FIG. 6 represents a modification of the mud scraper 9. The mud scraper 9' illustrated therein no longer includes a flexible shank or shaft 20 as in the previous example, but the flexible portion acting as suspension means is part of the plate 19' itself, which is formed in such a manner that its back portion is formed by a handle 35 of substantially constant cross-section, and which is mounted at the back on a plate 36. It will be understood that the handle 35 can be of any arbitrary shape. In particular, the periphery of its cross-section can be preferably round and approximate that of the flexible shank 20 of the previous example. The plate 35 is formed with two holes, each of which is passed through by one of the screws 37, the screws 37 mounting the disk bearings 38 onto the housing 1. The front portion of the plate 19' is identical to the one of the plate 19 of the previous example. The plate 19' could also be made more rigid. For this purpose it could advantageously be provided with a rib which could extend substantially along the length of its longitudinal axis. Such a rib could for example be realized by manufacturing an embossed plate 19', and at least one portion thereof, for example its rear portion could have a shape at least partly similar to the shape of the handle 35. Advantageously, the rib and the handle 35 could be connected in line with one another. This mode of implementing suspension means permit the plate 19 to execute a substantially vertical movement and a part rotational movement about an axis substantially directed along the direction A of forward movement of the mower. Any pivoting or part rotational movement of the mud scraper 9' will impair any earth accumulation between the housing 1 and the plate 19'.

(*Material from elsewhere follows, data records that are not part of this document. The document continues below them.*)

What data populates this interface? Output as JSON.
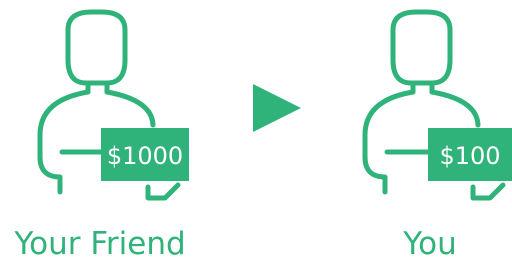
{
  "colors": {
    "accent": "#2fb37a"
  },
  "people": [
    {
      "name": "Your Friend",
      "amount": "$1000"
    },
    {
      "name": "You",
      "amount": "$100"
    }
  ],
  "arrow_icon": "play-triangle"
}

I wish it to be understood that I do not desire to be limited to the exact details of construction shown and described, for obvious modifications will occur to a person skilled in the art.

Patent Citations
Cited PatentFiling datePublication dateApplicantTitle
US4103476 *Nov 2, 1976Aug 1, 1978Multinorm B.V.Mowing device
US4426828 *Dec 14, 1981Jan 24, 1984Kuhn S.A.Mower having an improved cutter bar
CH456223A * Title not available
Referenced by
Citing PatentFiling datePublication dateApplicantTitle
US4727711 *Sep 24, 1986Mar 1, 1988P. J. Zweegers En Zonen B.V.Mowing device
US4729212 *Sep 18, 1986Mar 8, 1988Rabitsch Thermon DProtective cover for combine skid plates
US4815262 *Sep 23, 1987Mar 28, 1989Ford New Holland, Inc.Disc cutterbar construction
US5414981 *Sep 30, 1994May 16, 1995Agronomics, Inc.Sugar cane billeting cutter
US5660032 *Sep 18, 1995Aug 26, 1997Kuhn S.A.Locking mechanism for agricultural machine
US5852921 *Jul 10, 1996Dec 29, 1998Kuhn S.A.Mower with improved windrowing device
US5857314 *Jan 27, 1997Jan 12, 1999Kuhn S.A.Mower with an improved set-down member
US5924270 *Aug 18, 1997Jul 20, 1999May-Wes Manufacturing, Inc.Used on a skid plate of an agricultural crop combine header
US7707813 *Mar 1, 2006May 4, 2010Kuhn S . A .Method of producing a housing for a mower cutter bar and housing thus produced
EP1369019A1 *May 20, 2003Dec 10, 2003Claas Saulgau GmbhDisc cutter bar
Classifications
U.S. Classification56/13.6, 56/6, 56/295
International ClassificationA01D34/66
Cooperative ClassificationA01D34/664
European ClassificationA01D34/66B
Legal Events
DateCodeEventDescription
Mar 21, 1995FPExpired due to failure to pay maintenance fee
Effective date: 19950111
Jan 8, 1995LAPSLapse for failure to pay maintenance fees
Aug 16, 1994REMIMaintenance fee reminder mailed
May 18, 1990FPAYFee payment
Year of fee payment: 4